**EXERCISE**
Report, word for word, every line of the material that contains "this".
EXERCISE DATA: Begin
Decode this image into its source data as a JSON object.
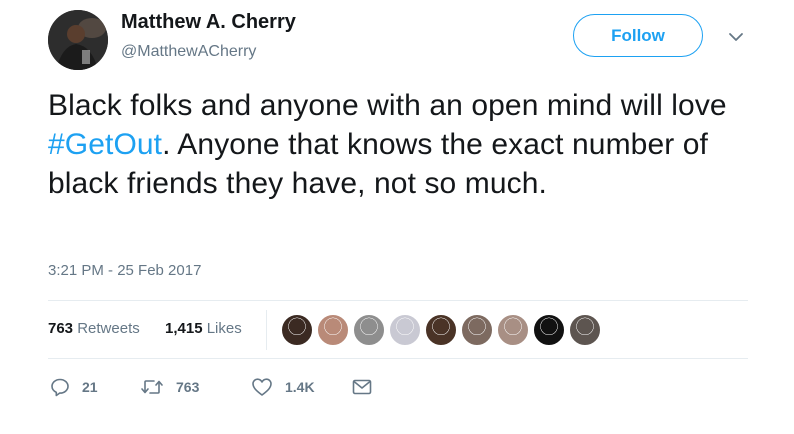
{
  "author": {
    "name": "Matthew A. Cherry",
    "handle": "@MatthewACherry"
  },
  "follow_label": "Follow",
  "tweet": {
    "text_before": "Black folks and anyone with an open mind will love ",
    "hashtag": "#GetOut",
    "text_after": ". Anyone that knows the exact number of black friends they have, not so much.",
    "timestamp": "3:21 PM - 25 Feb 2017"
  },
  "stats": {
    "retweets_count": "763",
    "retweets_label": "Retweets",
    "likes_count": "1,415",
    "likes_label": "Likes"
  },
  "liker_avatars": [
    {
      "name": "liker-avatar-1",
      "color": "#3b2a22"
    },
    {
      "name": "liker-avatar-2",
      "color": "#b98a78"
    },
    {
      "name": "liker-avatar-3",
      "color": "#8e8e8e"
    },
    {
      "name": "liker-avatar-4",
      "color": "#c9c9d3"
    },
    {
      "name": "liker-avatar-5",
      "color": "#4a3326"
    },
    {
      "name": "liker-avatar-6",
      "color": "#7d6a60"
    },
    {
      "name": "liker-avatar-7",
      "color": "#a88f84"
    },
    {
      "name": "liker-avatar-8",
      "color": "#111111"
    },
    {
      "name": "liker-avatar-9",
      "color": "#5d5550"
    }
  ],
  "actions": {
    "reply_count": "21",
    "retweet_count": "763",
    "like_count": "1.4K"
  },
  "colors": {
    "accent": "#1da1f2",
    "text": "#14171a",
    "secondary": "#657786",
    "divider": "#e6ecf0"
  }
}
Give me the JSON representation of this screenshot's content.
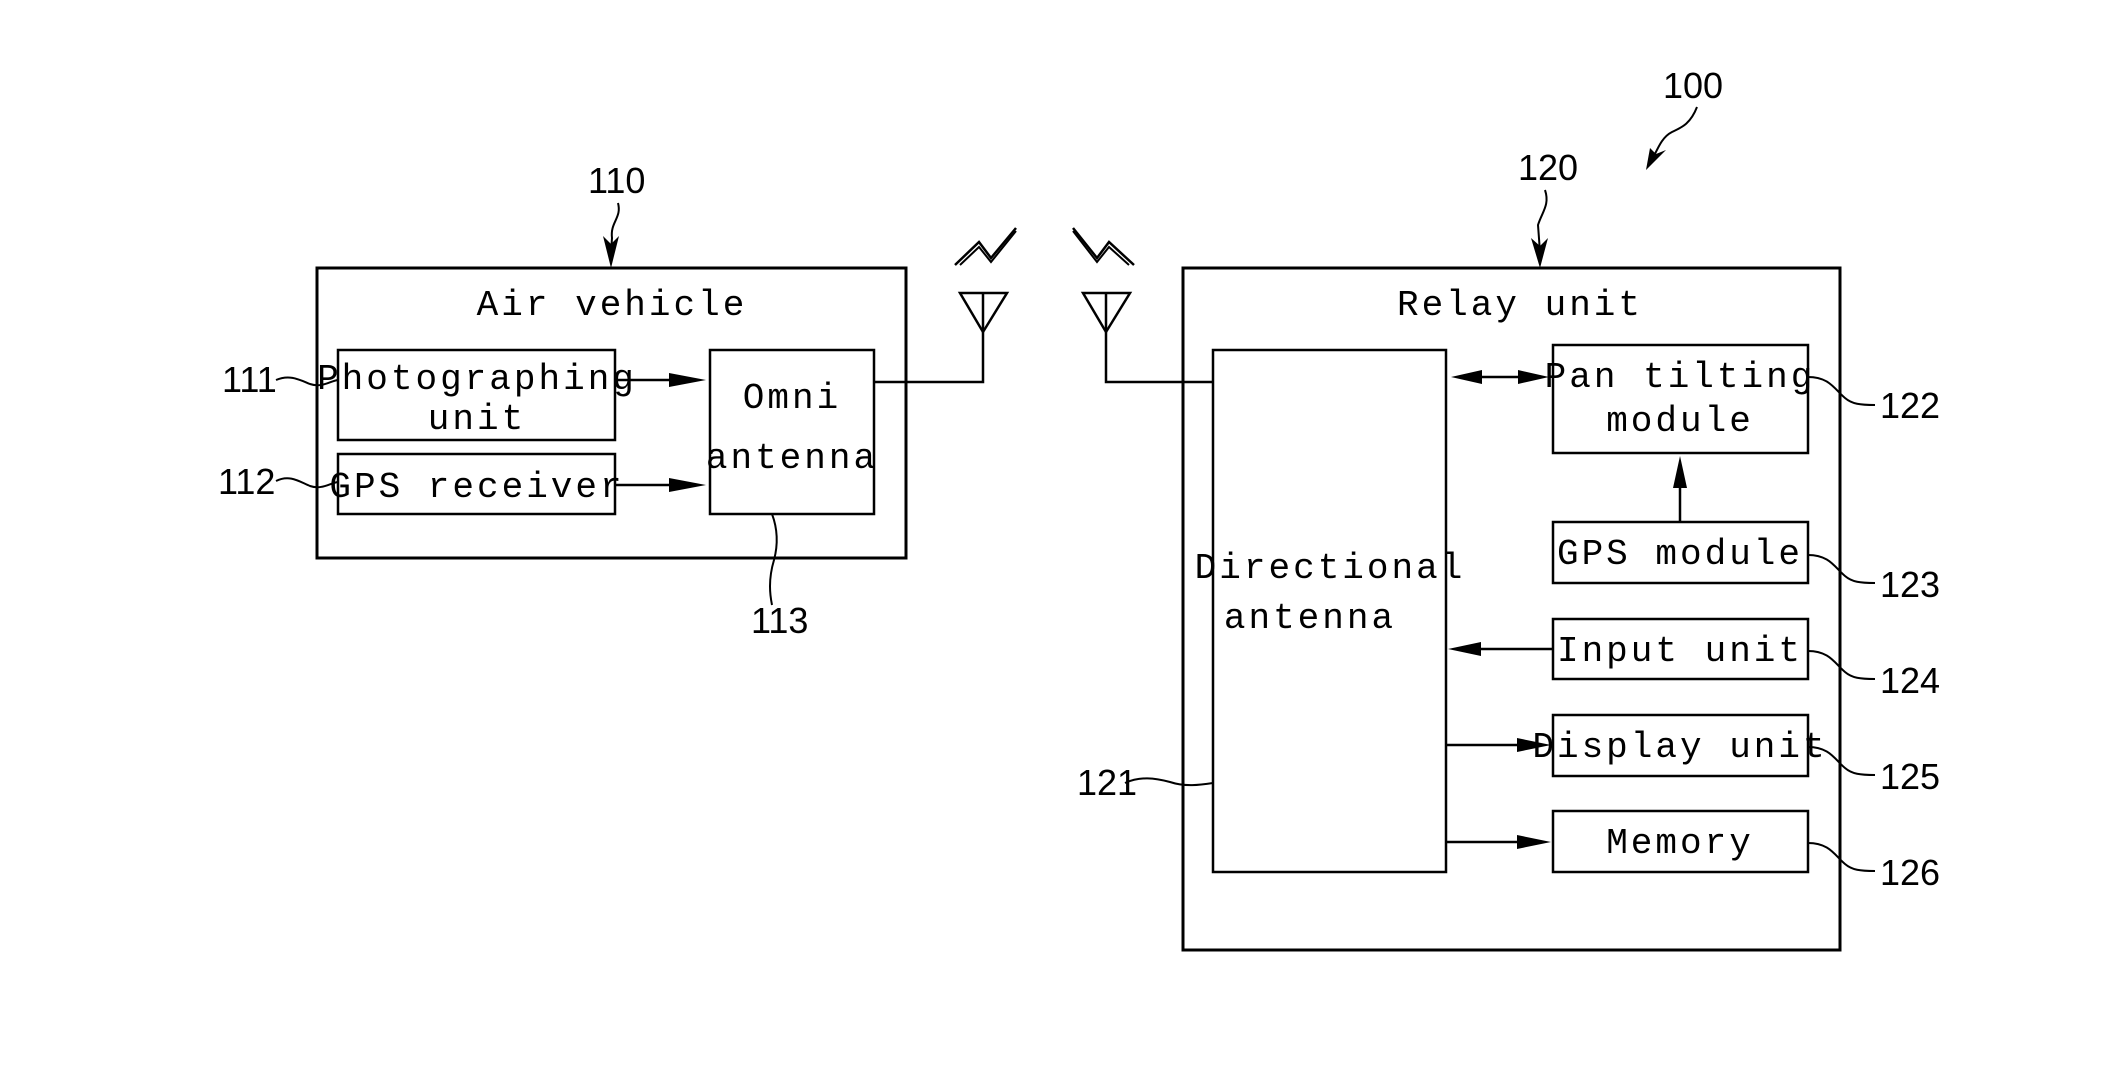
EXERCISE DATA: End
**RESPONSE**
Decode this image into its source data as a JSON object.
Give me the JSON representation of this screenshot's content.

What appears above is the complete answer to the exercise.